[Dataset rows describing interfaces]
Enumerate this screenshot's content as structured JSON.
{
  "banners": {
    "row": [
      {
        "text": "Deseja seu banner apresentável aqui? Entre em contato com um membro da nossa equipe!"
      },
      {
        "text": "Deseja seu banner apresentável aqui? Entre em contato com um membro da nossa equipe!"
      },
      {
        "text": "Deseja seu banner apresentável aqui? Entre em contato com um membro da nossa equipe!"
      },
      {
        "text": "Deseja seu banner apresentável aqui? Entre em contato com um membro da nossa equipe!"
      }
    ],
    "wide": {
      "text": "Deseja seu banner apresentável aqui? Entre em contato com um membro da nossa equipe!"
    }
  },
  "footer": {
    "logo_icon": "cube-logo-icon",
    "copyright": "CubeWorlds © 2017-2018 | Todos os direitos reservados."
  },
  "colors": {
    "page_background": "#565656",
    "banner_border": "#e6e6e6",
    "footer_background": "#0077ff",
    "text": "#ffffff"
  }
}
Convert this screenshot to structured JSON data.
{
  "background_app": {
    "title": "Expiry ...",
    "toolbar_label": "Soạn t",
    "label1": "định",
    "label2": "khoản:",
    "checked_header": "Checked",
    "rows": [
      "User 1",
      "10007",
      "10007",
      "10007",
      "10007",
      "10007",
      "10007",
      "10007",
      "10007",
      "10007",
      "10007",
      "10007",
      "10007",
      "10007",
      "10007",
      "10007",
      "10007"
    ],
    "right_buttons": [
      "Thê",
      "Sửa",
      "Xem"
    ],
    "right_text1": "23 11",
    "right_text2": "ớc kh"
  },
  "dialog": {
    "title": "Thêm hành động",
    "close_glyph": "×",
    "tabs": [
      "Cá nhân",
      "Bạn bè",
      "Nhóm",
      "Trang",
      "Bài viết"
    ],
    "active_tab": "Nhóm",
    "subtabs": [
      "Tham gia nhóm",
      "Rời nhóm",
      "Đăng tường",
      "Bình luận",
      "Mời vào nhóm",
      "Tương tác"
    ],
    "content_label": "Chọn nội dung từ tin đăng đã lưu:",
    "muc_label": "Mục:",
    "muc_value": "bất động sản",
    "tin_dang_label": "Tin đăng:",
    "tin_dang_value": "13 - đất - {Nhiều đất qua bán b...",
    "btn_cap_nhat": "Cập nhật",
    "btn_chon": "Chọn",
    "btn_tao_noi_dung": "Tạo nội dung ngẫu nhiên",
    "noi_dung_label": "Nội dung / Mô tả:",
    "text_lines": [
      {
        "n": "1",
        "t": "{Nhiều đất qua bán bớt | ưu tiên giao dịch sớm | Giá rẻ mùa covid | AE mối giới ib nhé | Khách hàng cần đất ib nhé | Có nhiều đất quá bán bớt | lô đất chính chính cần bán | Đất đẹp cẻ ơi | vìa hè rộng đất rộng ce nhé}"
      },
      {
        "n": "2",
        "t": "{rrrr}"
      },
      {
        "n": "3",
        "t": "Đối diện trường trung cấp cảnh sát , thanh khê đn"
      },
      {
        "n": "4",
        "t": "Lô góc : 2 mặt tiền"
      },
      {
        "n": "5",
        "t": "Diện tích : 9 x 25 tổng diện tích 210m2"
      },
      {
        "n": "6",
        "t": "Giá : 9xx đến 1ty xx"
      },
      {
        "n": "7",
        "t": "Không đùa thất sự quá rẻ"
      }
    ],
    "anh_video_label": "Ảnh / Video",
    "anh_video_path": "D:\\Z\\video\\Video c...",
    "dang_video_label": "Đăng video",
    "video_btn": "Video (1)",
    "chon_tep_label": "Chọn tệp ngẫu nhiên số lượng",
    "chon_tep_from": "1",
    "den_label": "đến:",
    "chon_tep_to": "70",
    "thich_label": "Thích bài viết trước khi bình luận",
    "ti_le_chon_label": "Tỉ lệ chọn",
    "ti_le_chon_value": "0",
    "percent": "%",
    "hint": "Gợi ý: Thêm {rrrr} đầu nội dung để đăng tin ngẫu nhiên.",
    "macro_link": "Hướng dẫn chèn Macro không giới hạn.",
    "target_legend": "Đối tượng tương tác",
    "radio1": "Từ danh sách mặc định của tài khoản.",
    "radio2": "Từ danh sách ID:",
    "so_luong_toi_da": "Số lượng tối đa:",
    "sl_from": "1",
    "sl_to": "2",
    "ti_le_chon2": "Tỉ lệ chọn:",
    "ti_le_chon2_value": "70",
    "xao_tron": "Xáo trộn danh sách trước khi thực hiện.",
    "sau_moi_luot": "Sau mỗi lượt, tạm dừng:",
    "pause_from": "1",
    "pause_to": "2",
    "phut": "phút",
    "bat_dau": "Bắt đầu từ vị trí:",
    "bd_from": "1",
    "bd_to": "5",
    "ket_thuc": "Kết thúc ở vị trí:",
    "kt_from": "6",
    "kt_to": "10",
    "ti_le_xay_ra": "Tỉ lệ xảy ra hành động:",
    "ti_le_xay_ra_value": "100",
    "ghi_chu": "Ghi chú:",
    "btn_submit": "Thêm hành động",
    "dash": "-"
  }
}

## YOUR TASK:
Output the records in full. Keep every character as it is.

## TASK RESULT:
Enumerate this screenshot's content as structured JSON.
{
  "banners": {
    "row": [
      {
        "text": "Deseja seu banner apresentável aqui? Entre em contato com um membro da nossa equipe!"
      },
      {
        "text": "Deseja seu banner apresentável aqui? Entre em contato com um membro da nossa equipe!"
      },
      {
        "text": "Deseja seu banner apresentável aqui? Entre em contato com um membro da nossa equipe!"
      },
      {
        "text": "Deseja seu banner apresentável aqui? Entre em contato com um membro da nossa equipe!"
      }
    ],
    "wide": {
      "text": "Deseja seu banner apresentável aqui? Entre em contato com um membro da nossa equipe!"
    }
  },
  "footer": {
    "logo_icon": "cube-logo-icon",
    "copyright": "CubeWorlds © 2017-2018 | Todos os direitos reservados."
  },
  "colors": {
    "page_background": "#565656",
    "banner_border": "#e6e6e6",
    "footer_background": "#0077ff",
    "text": "#ffffff"
  }
}
Convert this screenshot to structured JSON data.
{
  "background_app": {
    "title": "Expiry ...",
    "toolbar_label": "Soạn t",
    "label1": "định",
    "label2": "khoản:",
    "checked_header": "Checked",
    "rows": [
      "User 1",
      "10007",
      "10007",
      "10007",
      "10007",
      "10007",
      "10007",
      "10007",
      "10007",
      "10007",
      "10007",
      "10007",
      "10007",
      "10007",
      "10007",
      "10007",
      "10007"
    ],
    "right_buttons": [
      "Thê",
      "Sửa",
      "Xem"
    ],
    "right_text1": "23 11",
    "right_text2": "ớc kh"
  },
  "dialog": {
    "title": "Thêm hành động",
    "close_glyph": "×",
    "tabs": [
      "Cá nhân",
      "Bạn bè",
      "Nhóm",
      "Trang",
      "Bài viết"
    ],
    "active_tab": "Nhóm",
    "subtabs": [
      "Tham gia nhóm",
      "Rời nhóm",
      "Đăng tường",
      "Bình luận",
      "Mời vào nhóm",
      "Tương tác"
    ],
    "content_label": "Chọn nội dung từ tin đăng đã lưu:",
    "muc_label": "Mục:",
    "muc_value": "bất động sản",
    "tin_dang_label": "Tin đăng:",
    "tin_dang_value": "13 - đất - {Nhiều đất qua bán b...",
    "btn_cap_nhat": "Cập nhật",
    "btn_chon": "Chọn",
    "btn_tao_noi_dung": "Tạo nội dung ngẫu nhiên",
    "noi_dung_label": "Nội dung / Mô tả:",
    "text_lines": [
      {
        "n": "1",
        "t": "{Nhiều đất qua bán bớt | ưu tiên giao dịch sớm | Giá rẻ mùa covid | AE mối giới ib nhé | Khách hàng cần đất ib nhé | Có nhiều đất quá bán bớt | lô đất chính chính cần bán | Đất đẹp cẻ ơi | vìa hè rộng đất rộng ce nhé}"
      },
      {
        "n": "2",
        "t": "{rrrr}"
      },
      {
        "n": "3",
        "t": "Đối diện trường trung cấp cảnh sát , thanh khê đn"
      },
      {
        "n": "4",
        "t": "Lô góc : 2 mặt tiền"
      },
      {
        "n": "5",
        "t": "Diện tích : 9 x 25 tổng diện tích 210m2"
      },
      {
        "n": "6",
        "t": "Giá : 9xx đến 1ty xx"
      },
      {
        "n": "7",
        "t": "Không đùa thất sự quá rẻ"
      }
    ],
    "anh_video_label": "Ảnh / Video",
    "anh_video_path": "D:\\Z\\video\\Video c...",
    "dang_video_label": "Đăng video",
    "video_btn": "Video (1)",
    "chon_tep_label": "Chọn tệp ngẫu nhiên số lượng",
    "chon_tep_from": "1",
    "den_label": "đến:",
    "chon_tep_to": "70",
    "thich_label": "Thích bài viết trước khi bình luận",
    "ti_le_chon_label": "Tỉ lệ chọn",
    "ti_le_chon_value": "0",
    "percent": "%",
    "hint": "Gợi ý: Thêm {rrrr} đầu nội dung để đăng tin ngẫu nhiên.",
    "macro_link": "Hướng dẫn chèn Macro không giới hạn.",
    "target_legend": "Đối tượng tương tác",
    "radio1": "Từ danh sách mặc định của tài khoản.",
    "radio2": "Từ danh sách ID:",
    "so_luong_toi_da": "Số lượng tối đa:",
    "sl_from": "1",
    "sl_to": "2",
    "ti_le_chon2": "Tỉ lệ chọn:",
    "ti_le_chon2_value": "70",
    "xao_tron": "Xáo trộn danh sách trước khi thực hiện.",
    "sau_moi_luot": "Sau mỗi lượt, tạm dừng:",
    "pause_from": "1",
    "pause_to": "2",
    "phut": "phút",
    "bat_dau": "Bắt đầu từ vị trí:",
    "bd_from": "1",
    "bd_to": "5",
    "ket_thuc": "Kết thúc ở vị trí:",
    "kt_from": "6",
    "kt_to": "10",
    "ti_le_xay_ra": "Tỉ lệ xảy ra hành động:",
    "ti_le_xay_ra_value": "100",
    "ghi_chu": "Ghi chú:",
    "btn_submit": "Thêm hành động",
    "dash": "-"
  }
}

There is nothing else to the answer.